*Input for this task*
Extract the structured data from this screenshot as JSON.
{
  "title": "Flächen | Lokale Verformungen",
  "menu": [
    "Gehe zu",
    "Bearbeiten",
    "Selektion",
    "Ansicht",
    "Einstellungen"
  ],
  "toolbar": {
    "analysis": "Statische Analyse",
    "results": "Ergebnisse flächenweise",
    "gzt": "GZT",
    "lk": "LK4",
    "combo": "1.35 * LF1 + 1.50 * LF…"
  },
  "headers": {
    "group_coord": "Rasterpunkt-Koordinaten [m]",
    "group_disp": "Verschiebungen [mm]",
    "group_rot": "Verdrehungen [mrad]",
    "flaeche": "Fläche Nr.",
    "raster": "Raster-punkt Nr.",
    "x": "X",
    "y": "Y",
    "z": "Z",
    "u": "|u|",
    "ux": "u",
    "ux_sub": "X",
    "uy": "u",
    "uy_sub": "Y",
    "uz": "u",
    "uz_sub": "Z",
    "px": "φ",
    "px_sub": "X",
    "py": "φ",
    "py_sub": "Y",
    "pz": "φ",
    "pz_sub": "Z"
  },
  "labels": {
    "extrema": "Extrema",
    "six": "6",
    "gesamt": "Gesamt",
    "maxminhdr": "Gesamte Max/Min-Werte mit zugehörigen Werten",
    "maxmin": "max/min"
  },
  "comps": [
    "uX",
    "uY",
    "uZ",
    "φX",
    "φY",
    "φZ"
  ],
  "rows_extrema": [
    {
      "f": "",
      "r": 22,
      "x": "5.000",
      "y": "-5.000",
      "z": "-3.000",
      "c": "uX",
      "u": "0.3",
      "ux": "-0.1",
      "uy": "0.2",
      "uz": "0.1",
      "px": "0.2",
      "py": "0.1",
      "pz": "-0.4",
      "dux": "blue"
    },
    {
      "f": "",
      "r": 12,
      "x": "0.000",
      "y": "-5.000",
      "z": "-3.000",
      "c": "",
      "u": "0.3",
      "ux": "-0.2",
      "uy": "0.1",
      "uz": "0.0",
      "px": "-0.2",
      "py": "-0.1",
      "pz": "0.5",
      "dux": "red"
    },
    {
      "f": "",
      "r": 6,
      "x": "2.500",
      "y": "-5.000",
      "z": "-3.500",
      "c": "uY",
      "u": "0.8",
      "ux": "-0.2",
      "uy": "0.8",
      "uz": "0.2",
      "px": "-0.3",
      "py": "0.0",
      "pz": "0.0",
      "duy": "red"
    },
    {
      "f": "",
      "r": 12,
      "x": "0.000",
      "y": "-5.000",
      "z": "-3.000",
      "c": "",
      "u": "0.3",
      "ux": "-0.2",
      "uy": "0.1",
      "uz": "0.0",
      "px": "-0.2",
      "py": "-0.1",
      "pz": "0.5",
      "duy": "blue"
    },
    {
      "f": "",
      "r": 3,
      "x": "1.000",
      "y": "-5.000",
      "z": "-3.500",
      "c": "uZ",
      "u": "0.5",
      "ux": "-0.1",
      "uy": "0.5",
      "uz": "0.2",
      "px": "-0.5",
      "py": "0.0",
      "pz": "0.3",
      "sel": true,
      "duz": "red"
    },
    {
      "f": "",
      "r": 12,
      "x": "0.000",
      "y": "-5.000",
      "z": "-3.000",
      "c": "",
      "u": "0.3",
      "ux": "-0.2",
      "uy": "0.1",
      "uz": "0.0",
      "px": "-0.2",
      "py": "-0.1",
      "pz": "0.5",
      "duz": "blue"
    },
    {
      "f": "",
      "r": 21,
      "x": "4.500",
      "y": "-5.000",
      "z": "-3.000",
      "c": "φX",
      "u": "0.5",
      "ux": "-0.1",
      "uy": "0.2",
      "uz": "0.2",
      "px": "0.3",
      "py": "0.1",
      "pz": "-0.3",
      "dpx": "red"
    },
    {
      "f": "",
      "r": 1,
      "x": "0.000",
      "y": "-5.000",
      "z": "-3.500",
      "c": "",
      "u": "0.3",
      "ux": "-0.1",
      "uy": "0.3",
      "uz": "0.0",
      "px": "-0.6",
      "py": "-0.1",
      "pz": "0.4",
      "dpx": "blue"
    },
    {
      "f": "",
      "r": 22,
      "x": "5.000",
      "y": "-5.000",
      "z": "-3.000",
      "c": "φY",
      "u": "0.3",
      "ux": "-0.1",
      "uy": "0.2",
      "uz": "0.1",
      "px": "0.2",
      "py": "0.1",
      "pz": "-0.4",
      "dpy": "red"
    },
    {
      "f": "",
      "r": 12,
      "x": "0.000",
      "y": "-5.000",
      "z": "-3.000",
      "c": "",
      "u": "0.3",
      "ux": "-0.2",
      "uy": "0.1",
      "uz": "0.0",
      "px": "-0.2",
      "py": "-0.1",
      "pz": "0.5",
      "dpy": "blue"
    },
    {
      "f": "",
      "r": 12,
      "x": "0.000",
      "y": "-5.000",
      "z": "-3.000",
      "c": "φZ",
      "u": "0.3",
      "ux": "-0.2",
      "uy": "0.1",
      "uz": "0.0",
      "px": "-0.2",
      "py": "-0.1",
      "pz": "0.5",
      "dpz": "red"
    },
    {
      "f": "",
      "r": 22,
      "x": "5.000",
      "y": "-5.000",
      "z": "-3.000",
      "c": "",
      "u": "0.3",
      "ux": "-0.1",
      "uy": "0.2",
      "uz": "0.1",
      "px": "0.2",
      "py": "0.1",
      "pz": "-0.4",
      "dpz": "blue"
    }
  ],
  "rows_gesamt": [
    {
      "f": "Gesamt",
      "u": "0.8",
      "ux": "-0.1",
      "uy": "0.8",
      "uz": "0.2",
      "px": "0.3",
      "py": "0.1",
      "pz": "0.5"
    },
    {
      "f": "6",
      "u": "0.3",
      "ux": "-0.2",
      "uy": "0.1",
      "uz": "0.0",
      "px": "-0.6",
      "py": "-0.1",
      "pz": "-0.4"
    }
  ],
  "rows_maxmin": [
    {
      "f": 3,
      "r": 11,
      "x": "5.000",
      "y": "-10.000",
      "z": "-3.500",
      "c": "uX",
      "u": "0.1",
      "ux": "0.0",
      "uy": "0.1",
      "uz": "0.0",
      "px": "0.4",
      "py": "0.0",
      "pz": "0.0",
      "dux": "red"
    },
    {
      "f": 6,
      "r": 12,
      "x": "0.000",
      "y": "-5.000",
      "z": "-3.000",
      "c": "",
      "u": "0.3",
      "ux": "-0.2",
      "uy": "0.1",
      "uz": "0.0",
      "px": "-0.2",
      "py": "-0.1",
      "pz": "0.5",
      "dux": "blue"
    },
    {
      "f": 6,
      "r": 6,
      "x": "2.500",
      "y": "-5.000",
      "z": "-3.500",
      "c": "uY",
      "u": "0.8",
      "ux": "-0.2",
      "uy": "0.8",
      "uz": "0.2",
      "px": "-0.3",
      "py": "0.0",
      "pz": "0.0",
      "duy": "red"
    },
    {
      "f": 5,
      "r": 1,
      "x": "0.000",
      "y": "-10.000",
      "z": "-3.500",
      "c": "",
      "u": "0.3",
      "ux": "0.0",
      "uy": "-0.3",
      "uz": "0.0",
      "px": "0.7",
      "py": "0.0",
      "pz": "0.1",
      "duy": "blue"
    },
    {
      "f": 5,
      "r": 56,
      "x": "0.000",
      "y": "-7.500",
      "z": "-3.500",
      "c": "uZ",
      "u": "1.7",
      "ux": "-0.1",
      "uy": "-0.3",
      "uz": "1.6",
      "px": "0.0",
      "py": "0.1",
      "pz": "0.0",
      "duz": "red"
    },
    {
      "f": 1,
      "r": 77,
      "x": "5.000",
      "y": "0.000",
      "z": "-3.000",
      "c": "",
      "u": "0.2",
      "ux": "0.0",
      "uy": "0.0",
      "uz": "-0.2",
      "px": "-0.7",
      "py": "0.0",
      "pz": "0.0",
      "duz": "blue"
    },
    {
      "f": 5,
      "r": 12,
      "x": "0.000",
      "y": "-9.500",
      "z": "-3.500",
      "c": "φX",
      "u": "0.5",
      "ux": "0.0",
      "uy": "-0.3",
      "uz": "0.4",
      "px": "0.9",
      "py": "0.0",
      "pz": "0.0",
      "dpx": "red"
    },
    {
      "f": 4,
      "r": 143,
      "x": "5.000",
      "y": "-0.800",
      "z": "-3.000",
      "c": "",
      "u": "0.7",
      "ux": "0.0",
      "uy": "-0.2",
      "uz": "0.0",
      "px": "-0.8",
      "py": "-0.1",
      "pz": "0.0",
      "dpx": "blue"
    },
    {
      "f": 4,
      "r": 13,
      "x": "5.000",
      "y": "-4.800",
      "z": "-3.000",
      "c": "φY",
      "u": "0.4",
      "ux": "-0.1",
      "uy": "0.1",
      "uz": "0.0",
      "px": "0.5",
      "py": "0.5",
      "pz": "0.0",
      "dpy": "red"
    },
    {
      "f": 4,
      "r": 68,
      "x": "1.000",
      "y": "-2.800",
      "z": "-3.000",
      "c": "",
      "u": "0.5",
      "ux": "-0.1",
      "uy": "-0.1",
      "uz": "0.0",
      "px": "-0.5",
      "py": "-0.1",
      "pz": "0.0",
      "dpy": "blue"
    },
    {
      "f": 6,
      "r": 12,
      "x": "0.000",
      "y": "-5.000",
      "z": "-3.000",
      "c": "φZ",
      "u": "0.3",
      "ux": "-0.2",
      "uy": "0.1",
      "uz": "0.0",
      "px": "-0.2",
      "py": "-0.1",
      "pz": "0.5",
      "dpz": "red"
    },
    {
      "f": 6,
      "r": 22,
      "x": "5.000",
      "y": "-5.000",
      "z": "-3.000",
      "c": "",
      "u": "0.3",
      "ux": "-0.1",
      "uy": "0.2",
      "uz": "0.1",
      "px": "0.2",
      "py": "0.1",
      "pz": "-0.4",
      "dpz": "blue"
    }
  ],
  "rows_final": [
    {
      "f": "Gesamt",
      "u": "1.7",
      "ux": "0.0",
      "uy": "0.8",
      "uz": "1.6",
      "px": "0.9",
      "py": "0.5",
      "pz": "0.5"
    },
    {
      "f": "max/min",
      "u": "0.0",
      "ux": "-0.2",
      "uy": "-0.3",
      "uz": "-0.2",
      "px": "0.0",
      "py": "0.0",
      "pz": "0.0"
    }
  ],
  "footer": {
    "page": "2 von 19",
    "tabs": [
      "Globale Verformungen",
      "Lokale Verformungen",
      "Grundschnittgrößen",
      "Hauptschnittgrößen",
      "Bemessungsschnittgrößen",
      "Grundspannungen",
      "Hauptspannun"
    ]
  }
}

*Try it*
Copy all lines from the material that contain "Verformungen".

*Problem solution*
  "title": "Flächen | Lokale Verformungen",
      "Globale Verformungen",
      "Lokale Verformungen",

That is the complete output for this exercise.